“I’m currently working together with the mayors of Newark, East Orange and Orange and we’re working on solutions on how to deal with such a situation,” Vauss added.
Mayor Warren said people should only be placed in decent living spaces.
“Homeless people are human beings and not commodities, and should be treated as such,” Warren told the Irvington Herald in a phone interview on Thursday, Dec. 5. “We should be looking at decent housing for them, social services for them, and nourishing an educational environment for their children.

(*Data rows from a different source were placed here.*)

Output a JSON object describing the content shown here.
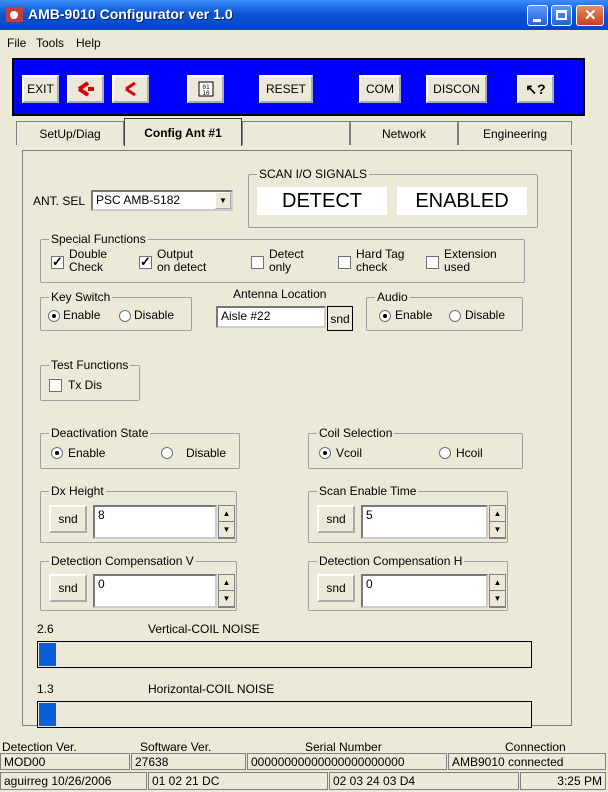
{
  "window": {
    "title": "AMB-9010 Configurator ver 1.0"
  },
  "menu": [
    "File",
    "Tools",
    "Help"
  ],
  "toolbar": {
    "exit": "EXIT",
    "reset": "RESET",
    "com": "COM",
    "discon": "DISCON"
  },
  "tabs": [
    "SetUp/Diag",
    "Config Ant #1",
    "",
    "Network",
    "Engineering"
  ],
  "scan": {
    "legend": "SCAN I/O SIGNALS",
    "left": "DETECT",
    "right": "ENABLED"
  },
  "ant_sel": {
    "label": "ANT. SEL",
    "value": "PSC AMB-5182"
  },
  "special": {
    "legend": "Special Functions",
    "items": [
      {
        "label": "Double\nCheck",
        "checked": true
      },
      {
        "label": "Output\non detect",
        "checked": true
      },
      {
        "label": "Detect\nonly",
        "checked": false
      },
      {
        "label": "Hard Tag\ncheck",
        "checked": false
      },
      {
        "label": "Extension\nused",
        "checked": false
      }
    ]
  },
  "key_switch": {
    "legend": "Key Switch",
    "enable": "Enable",
    "disable": "Disable"
  },
  "antenna_location": {
    "legend": "Antenna Location",
    "value": "Aisle #22",
    "send": "snd"
  },
  "audio": {
    "legend": "Audio",
    "enable": "Enable",
    "disable": "Disable"
  },
  "test": {
    "legend": "Test Functions",
    "txdis": "Tx Dis"
  },
  "deactivation": {
    "legend": "Deactivation State",
    "enable": "Enable",
    "disable": "Disable"
  },
  "coil": {
    "legend": "Coil Selection",
    "v": "Vcoil",
    "h": "Hcoil"
  },
  "dx_height": {
    "legend": "Dx Height",
    "send": "snd",
    "value": "8"
  },
  "scan_enable": {
    "legend": "Scan Enable Time",
    "send": "snd",
    "value": "5"
  },
  "det_comp_v": {
    "legend": "Detection Compensation V",
    "send": "snd",
    "value": "0"
  },
  "det_comp_h": {
    "legend": "Detection Compensation H",
    "send": "snd",
    "value": "0"
  },
  "noise_v": {
    "value": "2.6",
    "label": "Vertical-COIL NOISE",
    "level": 0.035
  },
  "noise_h": {
    "value": "1.3",
    "label": "Horizontal-COIL NOISE",
    "level": 0.035
  },
  "status": {
    "headers": [
      "Detection Ver.",
      "Software Ver.",
      "Serial Number",
      "Connection"
    ],
    "detection_ver": "MOD00",
    "software_ver": "27638",
    "serial": "00000000000000000000000",
    "connection": "AMB9010 connected",
    "user": "aguirreg 10/26/2006",
    "code1": "01 02 21 DC",
    "code2": "02 03 24 03 D4",
    "time": "3:25 PM"
  },
  "colors": {
    "toolbar_bg": "#0000FF",
    "titlebar": "#0A56D6",
    "progress": "#0A5FD6"
  }
}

Those are the ingredients to a sound and wholesome homelessness policy.
“The current situation, where homeless people are being sent out of their homeless environments with a limited subsidy for housing, falls well short of what we should be doing as a community and as a nation,” he added.
Based on the data from New York City and the SOTA program, 263 East Orange residents are unidentified within the city, according to Green.
“We are not anti-homeless people,” he said in a phone interview with the Irvington Herald on Monday, Dec. 9. “We are working with a coalition of people, groups and nonprofit organizations to rectify this situation.”
Green said he feels strongly about the topic and explained his concerns.
“In East Orange, we have been addressing the issue of homelessness by working with a strong network of partners that can help create a plan that transitions people into permanent residency,” Green said in a quote sent to the Irvington Herald on Thursday, Dec. 5. “We welcome any family that needs a home; however, it is our duty as a municipality to make sure these families are living in safe, habitable conditions and have access to the local resources they need. That is where New York falls short. The SOTA program can be successful, but only if New York City reaches out to relocation cities to make it work and abide by the housing laws of that city. As it is now, there is absolutely no process in place that tracks the success or sustainability of this program.”
“They are sending people to our communities, paying landlord’s a full-year’s rent and washing their hands of the situation,” he continued. “What we are finding in East Orange is that, after the year is up, many of these families are homeless again. The negligence of this program must stop, or else New York City will have single-handedly spread their homeless issue across America.”
“On Dec. 11, representatives of the Mayor’s Office had a meeting with the New York City Office of Intergovernmental and Legislative Affairs and Mayor DeBlasio’s Office,” according to a statement from Vauss’ office sent to the Irvington Herald on Thursday, Dec. 12. “The purpose of the meeting was to discuss the Special One-Time Assistance Program. The meeting was requested by the New York City Office of Intergovernmental and Legislative Affairs. In the meeting, we emphasized and agreed that homelessness is a regional issue and is not one unique to a specific municipality.
“Our goals were to: first, have all questions regarding the logistics of SOTA answered in detail; second, identify how New York City will move forward with fostering open communication with Irvington; and third, emphasize the issues and concerns the township has with the program as it currently functions.
The statement continued, “The results of the meeting were mostly positive, as many of our questions were answered and our concerns addressed and taken into further consideration. There are plans to have another discussion in the near future to continue building a positive relationship with New York City and to continue advocating for the safety of our residents and township.”